According to Investopedia Real estate, sometimes referred to as real property, is defined as “the land and any permanent structures, like a home, or improvements attached to the land, whether natural or man-made. Real estate differs from personal property, which is not permanently attached to the land, such as vehicles, boats, jewelry, furniture, and farm equipment.
The terms land, real estate, and real property are often used interchangeably, but there are distinctions.
Land refers to the earth’s surface down to the center of the earth and upward to the airspace above, including the trees, minerals, and water. The physical characteristics of land include its immobility, indestructibility, and uniqueness, where each parcel of land differs geographically.
Real estate encompasses the land, plus any permanent man-made additions, such as houses and other buildings. Any additions or changes to the land that affects the property’s value are called an improvement.
Once land is improved, the total capital and labor used to build the improvement represent a sizable fixed investment. Though a building can be razed, improvements like drainage, electricity, water and sewer systems tend to be permanent.
Real property includes the land and additions to the land plus the rights inherent to its ownership and usage.”
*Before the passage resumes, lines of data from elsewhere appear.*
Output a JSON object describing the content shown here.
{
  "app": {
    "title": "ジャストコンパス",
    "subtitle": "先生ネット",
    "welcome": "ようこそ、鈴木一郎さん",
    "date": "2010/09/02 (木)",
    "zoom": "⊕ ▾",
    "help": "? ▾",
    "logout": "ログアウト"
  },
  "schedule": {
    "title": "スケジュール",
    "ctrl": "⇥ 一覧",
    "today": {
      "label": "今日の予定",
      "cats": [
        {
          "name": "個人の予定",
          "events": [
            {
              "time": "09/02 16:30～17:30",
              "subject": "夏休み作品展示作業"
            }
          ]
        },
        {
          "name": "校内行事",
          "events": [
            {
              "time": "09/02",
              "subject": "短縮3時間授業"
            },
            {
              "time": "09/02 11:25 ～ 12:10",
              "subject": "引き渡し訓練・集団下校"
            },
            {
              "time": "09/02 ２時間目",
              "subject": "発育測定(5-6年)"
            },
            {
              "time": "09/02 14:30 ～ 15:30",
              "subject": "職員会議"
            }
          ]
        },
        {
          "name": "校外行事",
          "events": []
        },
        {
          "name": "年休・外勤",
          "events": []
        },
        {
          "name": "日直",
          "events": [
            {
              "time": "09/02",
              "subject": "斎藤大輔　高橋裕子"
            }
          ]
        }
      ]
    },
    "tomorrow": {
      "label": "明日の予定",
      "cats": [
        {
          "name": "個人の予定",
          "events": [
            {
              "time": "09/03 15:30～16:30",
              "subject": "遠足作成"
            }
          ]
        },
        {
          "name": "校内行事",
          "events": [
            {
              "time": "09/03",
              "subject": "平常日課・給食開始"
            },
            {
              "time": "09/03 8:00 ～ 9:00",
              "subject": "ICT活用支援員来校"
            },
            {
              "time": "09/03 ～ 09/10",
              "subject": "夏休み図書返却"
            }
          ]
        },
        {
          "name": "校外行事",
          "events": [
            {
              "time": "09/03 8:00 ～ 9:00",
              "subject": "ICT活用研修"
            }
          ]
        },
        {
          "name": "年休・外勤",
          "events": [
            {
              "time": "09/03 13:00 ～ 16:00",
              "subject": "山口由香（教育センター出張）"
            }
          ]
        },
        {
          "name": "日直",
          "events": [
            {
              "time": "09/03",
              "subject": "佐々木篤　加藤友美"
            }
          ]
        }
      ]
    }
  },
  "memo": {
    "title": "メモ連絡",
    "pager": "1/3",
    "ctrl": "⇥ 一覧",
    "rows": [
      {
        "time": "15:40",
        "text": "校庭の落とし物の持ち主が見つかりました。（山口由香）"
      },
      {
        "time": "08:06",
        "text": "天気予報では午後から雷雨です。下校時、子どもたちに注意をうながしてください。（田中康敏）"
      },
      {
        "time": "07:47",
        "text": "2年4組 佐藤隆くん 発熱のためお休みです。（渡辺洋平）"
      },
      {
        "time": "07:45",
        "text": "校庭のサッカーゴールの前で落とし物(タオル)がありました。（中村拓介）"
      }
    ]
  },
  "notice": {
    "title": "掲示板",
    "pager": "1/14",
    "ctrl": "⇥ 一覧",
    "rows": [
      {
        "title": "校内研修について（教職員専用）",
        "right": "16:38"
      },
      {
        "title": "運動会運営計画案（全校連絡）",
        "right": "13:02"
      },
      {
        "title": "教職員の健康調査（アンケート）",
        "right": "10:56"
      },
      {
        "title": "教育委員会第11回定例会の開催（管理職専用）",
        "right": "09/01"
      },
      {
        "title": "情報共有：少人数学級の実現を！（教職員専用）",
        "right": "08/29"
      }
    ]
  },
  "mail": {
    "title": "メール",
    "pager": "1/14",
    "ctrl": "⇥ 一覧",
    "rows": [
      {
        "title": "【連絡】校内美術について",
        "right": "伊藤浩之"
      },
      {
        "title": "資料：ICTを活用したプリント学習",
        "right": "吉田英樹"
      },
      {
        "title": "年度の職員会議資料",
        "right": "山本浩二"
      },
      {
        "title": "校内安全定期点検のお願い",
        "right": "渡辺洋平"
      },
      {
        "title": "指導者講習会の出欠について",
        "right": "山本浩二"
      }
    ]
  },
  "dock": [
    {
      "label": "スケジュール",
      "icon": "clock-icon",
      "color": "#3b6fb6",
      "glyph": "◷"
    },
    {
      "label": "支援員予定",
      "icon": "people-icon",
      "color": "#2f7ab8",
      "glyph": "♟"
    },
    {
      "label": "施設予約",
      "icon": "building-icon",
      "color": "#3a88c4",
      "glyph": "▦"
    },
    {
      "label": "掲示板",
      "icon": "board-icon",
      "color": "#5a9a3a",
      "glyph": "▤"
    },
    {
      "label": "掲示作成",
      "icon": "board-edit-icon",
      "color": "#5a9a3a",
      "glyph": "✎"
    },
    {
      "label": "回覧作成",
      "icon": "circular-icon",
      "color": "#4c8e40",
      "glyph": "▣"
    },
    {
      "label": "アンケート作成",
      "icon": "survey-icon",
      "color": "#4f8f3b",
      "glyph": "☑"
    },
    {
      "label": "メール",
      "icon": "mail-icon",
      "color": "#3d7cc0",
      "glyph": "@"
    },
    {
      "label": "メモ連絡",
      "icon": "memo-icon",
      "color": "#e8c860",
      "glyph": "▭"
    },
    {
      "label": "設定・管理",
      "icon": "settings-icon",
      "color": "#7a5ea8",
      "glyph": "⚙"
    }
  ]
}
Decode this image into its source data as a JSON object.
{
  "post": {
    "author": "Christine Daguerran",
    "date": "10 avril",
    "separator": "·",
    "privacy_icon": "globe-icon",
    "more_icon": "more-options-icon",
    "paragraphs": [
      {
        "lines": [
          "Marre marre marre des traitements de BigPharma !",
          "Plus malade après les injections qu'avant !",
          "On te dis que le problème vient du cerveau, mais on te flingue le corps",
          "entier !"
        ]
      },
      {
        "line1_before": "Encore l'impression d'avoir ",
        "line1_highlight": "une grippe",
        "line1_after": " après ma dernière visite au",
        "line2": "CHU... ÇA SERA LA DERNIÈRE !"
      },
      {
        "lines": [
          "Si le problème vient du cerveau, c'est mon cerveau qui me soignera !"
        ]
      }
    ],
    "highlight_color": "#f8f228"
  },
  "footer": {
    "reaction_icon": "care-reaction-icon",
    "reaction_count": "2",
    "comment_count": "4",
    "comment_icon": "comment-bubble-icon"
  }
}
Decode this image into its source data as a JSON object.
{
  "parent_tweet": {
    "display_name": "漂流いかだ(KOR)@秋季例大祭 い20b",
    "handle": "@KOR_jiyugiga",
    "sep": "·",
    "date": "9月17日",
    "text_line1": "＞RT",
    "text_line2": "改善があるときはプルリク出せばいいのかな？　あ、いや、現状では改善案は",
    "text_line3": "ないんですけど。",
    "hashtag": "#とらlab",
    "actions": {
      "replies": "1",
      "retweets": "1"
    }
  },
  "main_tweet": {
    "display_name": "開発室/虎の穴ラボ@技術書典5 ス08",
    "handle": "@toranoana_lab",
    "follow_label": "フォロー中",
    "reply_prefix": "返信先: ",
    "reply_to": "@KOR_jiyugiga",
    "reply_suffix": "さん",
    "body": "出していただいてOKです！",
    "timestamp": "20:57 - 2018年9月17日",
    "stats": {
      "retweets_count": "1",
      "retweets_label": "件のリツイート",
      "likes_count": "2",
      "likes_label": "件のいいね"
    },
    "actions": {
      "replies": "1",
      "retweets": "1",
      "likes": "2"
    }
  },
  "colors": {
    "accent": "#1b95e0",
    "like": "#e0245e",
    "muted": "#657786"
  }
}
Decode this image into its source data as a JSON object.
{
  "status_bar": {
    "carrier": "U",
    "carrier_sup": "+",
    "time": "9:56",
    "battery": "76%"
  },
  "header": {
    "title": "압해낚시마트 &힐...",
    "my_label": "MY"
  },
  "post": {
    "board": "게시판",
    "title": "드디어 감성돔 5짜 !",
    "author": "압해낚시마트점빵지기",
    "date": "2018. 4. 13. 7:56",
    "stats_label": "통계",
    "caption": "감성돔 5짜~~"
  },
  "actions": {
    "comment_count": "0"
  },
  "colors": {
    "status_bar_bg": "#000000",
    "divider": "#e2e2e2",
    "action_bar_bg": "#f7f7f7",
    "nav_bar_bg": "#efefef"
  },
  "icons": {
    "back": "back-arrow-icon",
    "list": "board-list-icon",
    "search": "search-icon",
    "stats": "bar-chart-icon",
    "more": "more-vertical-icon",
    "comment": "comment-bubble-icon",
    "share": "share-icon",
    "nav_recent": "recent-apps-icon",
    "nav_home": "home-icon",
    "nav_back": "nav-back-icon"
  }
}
If you’re like most people, your home and other real estate are your most valuable assets. Unfortunately, even if you’ve done everything possible to protect yourself, that asset can sometimes turn into a legal nightmare. If you own a business, real estate issues can spell the end of it. Having a real estate lawyer on your side can help you avoid potential problems or resolve existing disputes before the situation becomes hopeless.
In the United States, every state has exclusive jurisdiction over the land within its borders. Each state has the power to determine the form and effect of a transfer of real property within its borders. Modern statutes have eliminated much traditional concern over the proper conveyancing of real property, the grantor, that the deed take effect as a conveyance. The deed must be recorded to give notice as to who legally holds title to the property. From Legal dictionary.